# [WHAT TO DO]
Only the lines containing "Site" belong in the answer; find them in the material below.

# [INPUT DATA]
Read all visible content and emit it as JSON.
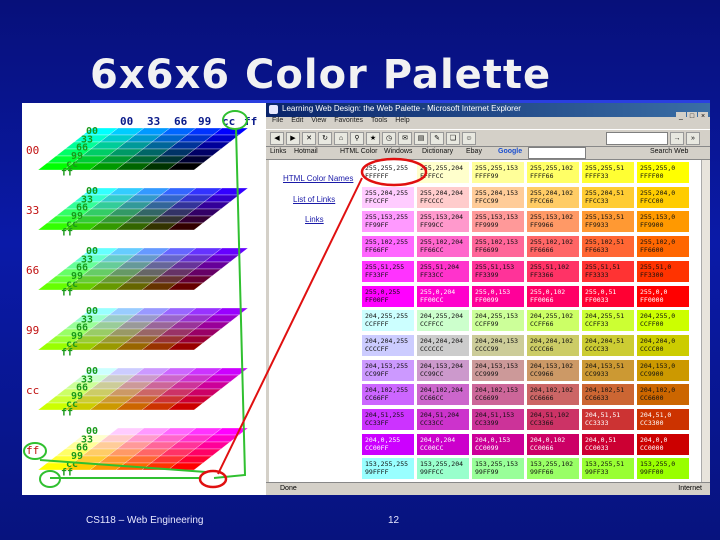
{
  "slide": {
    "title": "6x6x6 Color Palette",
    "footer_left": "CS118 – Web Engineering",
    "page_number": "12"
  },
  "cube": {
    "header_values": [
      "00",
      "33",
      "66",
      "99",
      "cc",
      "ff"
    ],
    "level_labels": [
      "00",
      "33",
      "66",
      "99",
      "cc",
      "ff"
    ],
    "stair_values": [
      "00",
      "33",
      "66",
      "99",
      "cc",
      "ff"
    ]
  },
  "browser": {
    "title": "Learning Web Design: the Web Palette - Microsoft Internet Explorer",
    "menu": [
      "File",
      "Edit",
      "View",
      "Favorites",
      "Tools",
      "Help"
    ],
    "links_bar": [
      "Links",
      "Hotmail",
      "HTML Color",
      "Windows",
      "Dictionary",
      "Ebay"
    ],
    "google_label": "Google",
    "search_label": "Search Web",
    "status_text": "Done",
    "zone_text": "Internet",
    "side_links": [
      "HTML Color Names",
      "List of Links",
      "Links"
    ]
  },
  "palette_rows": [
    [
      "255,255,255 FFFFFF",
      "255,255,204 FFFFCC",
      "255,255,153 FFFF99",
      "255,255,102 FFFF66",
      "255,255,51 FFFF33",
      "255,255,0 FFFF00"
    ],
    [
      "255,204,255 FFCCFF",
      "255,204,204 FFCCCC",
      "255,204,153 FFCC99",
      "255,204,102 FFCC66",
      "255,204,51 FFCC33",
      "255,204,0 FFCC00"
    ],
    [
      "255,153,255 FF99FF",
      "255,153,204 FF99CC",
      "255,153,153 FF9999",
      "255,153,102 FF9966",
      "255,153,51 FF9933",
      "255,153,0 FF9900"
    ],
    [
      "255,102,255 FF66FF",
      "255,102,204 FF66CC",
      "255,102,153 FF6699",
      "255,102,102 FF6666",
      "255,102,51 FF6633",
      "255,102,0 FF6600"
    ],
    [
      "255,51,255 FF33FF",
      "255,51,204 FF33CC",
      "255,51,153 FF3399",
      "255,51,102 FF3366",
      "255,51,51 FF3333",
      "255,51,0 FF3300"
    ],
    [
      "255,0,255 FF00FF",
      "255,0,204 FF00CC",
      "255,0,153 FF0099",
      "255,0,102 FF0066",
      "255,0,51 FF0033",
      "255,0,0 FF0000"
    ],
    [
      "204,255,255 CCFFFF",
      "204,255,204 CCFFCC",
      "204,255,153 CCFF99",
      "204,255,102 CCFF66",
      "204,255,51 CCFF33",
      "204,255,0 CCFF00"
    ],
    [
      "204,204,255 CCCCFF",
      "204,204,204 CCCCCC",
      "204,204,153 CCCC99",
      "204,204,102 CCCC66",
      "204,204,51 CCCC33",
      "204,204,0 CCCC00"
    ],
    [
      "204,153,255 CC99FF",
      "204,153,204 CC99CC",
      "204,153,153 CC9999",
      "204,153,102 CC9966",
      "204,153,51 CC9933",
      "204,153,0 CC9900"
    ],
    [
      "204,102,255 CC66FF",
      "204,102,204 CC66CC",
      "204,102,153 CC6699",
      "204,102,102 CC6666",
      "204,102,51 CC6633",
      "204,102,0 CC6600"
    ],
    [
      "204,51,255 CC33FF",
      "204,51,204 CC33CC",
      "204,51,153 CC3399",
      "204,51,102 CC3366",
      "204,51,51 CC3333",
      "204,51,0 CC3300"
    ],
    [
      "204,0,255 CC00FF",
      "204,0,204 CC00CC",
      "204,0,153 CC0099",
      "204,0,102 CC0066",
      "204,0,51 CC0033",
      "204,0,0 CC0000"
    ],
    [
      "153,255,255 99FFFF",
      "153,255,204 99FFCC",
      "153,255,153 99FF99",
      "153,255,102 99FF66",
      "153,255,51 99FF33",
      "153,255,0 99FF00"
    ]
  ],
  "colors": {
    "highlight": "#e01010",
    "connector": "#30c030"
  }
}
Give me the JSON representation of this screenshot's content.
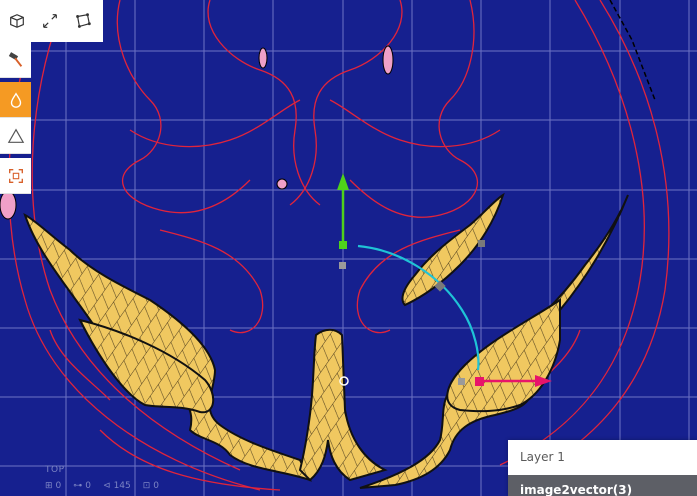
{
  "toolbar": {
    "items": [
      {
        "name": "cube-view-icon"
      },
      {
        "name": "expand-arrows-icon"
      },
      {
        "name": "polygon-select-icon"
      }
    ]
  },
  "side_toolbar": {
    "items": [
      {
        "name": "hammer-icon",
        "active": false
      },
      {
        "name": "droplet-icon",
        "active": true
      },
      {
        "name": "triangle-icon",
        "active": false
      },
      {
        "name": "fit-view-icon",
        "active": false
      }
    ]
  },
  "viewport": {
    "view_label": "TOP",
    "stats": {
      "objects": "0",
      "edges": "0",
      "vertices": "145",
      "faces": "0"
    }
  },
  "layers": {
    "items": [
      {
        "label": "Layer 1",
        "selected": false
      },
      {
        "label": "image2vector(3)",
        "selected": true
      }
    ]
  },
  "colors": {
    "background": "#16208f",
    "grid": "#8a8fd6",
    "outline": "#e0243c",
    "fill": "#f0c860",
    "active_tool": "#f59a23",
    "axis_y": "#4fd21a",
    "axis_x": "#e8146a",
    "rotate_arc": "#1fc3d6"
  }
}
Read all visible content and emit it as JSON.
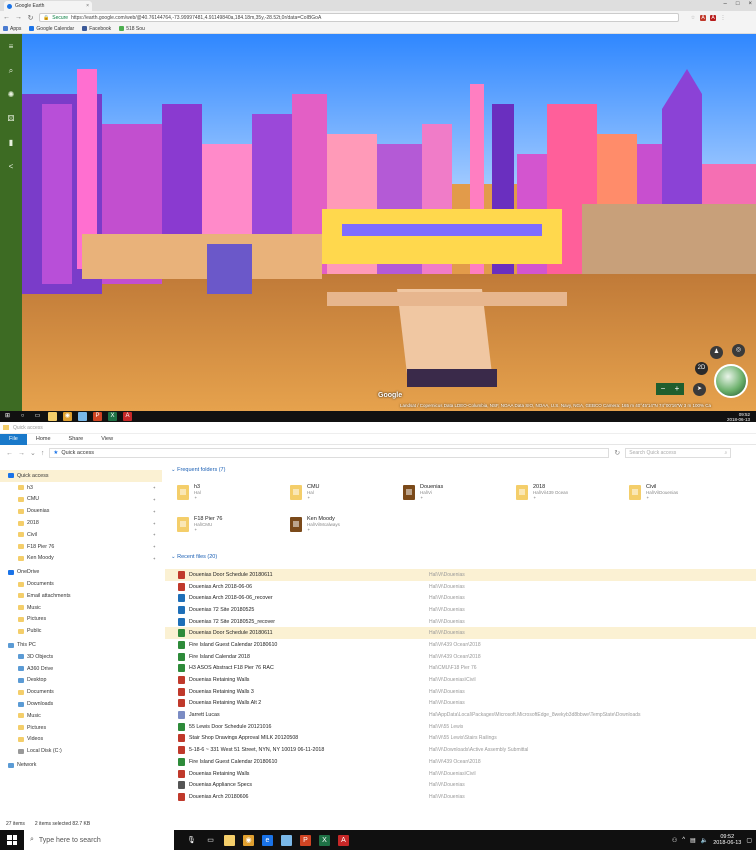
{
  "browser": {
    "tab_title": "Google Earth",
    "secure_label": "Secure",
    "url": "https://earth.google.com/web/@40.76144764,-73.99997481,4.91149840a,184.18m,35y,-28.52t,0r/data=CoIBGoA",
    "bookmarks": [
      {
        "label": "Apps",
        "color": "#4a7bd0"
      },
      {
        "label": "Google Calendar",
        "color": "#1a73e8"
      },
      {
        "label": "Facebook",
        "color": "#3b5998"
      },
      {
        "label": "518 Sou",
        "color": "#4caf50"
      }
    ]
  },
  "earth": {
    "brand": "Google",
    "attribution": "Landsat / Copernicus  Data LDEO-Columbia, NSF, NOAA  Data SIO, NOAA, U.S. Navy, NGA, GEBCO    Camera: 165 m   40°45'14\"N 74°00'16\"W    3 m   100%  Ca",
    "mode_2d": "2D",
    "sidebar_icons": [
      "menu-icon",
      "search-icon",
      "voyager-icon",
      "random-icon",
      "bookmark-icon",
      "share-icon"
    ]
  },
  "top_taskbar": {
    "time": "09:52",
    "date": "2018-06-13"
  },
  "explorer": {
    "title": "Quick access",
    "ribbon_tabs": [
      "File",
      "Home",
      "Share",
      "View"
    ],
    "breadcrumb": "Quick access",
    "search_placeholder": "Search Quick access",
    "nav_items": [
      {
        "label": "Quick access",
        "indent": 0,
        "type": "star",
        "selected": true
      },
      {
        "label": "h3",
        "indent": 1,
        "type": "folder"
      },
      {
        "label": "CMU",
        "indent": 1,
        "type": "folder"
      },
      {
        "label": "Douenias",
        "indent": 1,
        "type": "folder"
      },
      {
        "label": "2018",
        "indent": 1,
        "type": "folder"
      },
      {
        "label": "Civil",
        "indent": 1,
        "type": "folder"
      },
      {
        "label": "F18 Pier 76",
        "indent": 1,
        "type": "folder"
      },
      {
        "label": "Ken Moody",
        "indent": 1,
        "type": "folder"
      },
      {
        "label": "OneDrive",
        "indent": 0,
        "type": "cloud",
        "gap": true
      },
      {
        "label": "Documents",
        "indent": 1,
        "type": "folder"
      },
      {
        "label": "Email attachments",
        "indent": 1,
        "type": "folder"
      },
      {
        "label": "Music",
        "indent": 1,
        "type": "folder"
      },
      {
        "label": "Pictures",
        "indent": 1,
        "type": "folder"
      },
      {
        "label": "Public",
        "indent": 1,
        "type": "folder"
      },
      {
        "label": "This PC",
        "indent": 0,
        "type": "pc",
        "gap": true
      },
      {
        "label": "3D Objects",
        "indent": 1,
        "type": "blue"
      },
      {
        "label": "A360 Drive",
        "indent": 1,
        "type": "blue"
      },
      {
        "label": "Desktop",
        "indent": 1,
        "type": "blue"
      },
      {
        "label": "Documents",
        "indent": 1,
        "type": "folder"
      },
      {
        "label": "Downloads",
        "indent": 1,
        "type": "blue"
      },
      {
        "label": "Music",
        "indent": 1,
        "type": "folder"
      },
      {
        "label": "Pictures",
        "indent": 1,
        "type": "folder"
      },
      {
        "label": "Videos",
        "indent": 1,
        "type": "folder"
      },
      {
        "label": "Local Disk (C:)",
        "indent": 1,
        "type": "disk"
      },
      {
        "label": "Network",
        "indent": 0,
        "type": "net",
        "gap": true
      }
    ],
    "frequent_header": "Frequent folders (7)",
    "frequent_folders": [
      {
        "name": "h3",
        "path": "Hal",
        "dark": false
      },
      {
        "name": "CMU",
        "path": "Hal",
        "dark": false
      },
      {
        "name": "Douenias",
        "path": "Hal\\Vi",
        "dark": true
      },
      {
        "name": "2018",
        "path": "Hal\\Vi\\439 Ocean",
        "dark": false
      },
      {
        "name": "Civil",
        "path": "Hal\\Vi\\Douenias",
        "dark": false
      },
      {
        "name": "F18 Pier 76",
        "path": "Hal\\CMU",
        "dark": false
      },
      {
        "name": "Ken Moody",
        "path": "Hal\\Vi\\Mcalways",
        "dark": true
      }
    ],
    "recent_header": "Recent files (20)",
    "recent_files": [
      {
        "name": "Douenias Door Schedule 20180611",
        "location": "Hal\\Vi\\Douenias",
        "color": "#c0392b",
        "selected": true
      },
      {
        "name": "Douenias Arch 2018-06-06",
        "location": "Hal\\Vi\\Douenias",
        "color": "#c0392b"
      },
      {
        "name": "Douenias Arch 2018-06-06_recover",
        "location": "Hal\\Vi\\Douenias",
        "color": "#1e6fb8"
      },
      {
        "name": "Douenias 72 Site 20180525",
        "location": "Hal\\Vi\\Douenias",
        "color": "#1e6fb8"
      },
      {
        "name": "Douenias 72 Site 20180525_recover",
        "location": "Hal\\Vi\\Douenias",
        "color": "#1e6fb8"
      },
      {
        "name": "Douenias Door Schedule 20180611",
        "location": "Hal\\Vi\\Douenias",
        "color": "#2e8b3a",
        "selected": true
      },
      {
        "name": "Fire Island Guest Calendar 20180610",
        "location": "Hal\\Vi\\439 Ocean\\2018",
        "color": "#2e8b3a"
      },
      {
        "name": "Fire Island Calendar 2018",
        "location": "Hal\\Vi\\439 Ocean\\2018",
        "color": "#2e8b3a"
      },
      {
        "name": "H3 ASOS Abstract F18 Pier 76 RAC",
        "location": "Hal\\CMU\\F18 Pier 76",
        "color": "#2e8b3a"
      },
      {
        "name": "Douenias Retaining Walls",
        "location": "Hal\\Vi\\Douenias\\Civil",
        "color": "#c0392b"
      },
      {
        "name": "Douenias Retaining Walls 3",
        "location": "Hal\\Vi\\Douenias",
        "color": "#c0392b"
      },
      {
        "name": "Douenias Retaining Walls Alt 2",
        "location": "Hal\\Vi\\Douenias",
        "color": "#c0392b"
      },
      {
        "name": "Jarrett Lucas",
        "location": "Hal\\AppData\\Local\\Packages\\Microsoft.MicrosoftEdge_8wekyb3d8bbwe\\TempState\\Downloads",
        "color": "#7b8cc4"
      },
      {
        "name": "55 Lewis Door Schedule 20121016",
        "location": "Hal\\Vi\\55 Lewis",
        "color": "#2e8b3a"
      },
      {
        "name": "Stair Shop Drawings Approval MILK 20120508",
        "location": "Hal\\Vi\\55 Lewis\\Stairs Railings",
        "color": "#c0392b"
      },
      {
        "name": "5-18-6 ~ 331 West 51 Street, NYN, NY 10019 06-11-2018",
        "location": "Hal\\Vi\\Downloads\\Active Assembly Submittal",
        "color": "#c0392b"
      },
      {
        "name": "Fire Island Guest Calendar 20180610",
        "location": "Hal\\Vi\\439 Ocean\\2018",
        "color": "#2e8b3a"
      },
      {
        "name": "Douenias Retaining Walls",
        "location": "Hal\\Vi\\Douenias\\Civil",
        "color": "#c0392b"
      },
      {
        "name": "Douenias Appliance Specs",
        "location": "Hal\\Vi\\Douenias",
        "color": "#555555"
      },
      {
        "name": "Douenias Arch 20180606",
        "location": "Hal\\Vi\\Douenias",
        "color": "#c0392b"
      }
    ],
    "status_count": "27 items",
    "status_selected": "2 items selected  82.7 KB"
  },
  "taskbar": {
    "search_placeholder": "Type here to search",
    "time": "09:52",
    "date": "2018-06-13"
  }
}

# [REPLY]
        "name": "Douenias 72 Site 20180525",
        "name": "Douenias 72 Site 20180525_recover",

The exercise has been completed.